For the former, Adobe has included a three-way colour corrector. This separates out controls for brightness and colour shift between highlights, mid-tones and shadows. So, for example, you could make shadows deeper but with a warmer red tinge, or give a blown-out sky more blue. However, this filter doesn't do anything by default, and you will need to experiment with it to achieve optimal results.
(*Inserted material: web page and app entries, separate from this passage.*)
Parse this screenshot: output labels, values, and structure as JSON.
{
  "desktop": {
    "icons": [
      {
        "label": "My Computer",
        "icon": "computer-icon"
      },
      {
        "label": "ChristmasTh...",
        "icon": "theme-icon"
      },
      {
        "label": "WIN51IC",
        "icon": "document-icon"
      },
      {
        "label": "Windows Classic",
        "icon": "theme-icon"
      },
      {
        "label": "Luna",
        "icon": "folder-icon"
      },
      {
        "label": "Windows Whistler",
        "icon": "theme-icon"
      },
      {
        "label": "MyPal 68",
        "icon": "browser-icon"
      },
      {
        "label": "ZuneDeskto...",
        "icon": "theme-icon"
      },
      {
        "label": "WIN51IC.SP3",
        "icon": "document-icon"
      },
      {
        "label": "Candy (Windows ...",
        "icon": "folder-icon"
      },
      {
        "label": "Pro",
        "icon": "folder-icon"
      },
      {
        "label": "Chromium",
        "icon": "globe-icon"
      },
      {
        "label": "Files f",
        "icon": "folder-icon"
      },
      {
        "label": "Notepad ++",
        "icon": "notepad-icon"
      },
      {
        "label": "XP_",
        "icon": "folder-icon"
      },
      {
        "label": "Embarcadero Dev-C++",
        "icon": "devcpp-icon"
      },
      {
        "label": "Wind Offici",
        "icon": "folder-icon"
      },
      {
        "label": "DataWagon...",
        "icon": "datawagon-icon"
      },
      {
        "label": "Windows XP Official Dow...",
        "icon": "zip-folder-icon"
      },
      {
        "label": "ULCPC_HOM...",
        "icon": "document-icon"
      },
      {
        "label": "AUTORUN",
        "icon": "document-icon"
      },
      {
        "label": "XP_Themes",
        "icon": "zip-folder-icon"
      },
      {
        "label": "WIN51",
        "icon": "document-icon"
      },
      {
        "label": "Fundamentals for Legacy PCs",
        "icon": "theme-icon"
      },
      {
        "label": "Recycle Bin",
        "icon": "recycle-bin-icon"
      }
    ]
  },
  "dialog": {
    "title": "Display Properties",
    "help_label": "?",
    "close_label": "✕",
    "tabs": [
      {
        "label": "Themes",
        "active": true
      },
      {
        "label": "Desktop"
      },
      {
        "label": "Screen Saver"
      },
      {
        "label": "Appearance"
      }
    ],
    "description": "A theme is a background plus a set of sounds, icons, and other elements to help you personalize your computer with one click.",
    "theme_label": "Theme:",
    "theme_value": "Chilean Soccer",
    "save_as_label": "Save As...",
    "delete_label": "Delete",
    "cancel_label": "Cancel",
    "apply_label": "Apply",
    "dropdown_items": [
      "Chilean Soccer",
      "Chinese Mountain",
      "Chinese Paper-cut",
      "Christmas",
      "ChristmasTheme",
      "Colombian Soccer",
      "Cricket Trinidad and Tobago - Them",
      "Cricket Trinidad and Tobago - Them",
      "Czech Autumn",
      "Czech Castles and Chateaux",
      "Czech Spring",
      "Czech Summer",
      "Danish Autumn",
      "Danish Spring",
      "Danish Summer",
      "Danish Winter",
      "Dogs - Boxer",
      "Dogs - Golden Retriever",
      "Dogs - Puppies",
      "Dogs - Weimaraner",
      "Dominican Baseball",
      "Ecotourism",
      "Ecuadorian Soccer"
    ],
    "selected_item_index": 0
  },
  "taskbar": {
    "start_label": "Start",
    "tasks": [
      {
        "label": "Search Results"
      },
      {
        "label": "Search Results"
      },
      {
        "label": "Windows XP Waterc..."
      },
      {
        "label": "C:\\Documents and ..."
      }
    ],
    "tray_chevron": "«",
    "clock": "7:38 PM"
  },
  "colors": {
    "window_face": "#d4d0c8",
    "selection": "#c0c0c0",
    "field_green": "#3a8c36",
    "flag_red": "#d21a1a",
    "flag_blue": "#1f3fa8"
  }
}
The Auto Tone & Vibrance filter, on the other hand, will improve the colour saturation of your video automatically - just drop it onto a clip. However, you can raise or lower the strength of the effect if you want, and even delve deeper to adjust brightness, contrast, and exposure as well as black or white levels separately. The filter is also designed to detect skin tones and leave these more naturalistic. We found that although skin was still boosted, human subjects didn't transform into Dale Winton after a prolonged session on the sunbed - they just looked a bit brighter.
Animating photos has always been a popular device in videomaking, particularly documentaries. Premiere Elements 10 now adds a Pan & Zoom tool, which can automatically detect faces and create an animated pan across them. We found this a bit rough and ready, but you can easily customise the effect, varying the zoom level, and how long the camera view pauses on each spot. You could create effects like this with the motion control and keyframing tools before, but the new tools makes things that little bit easier.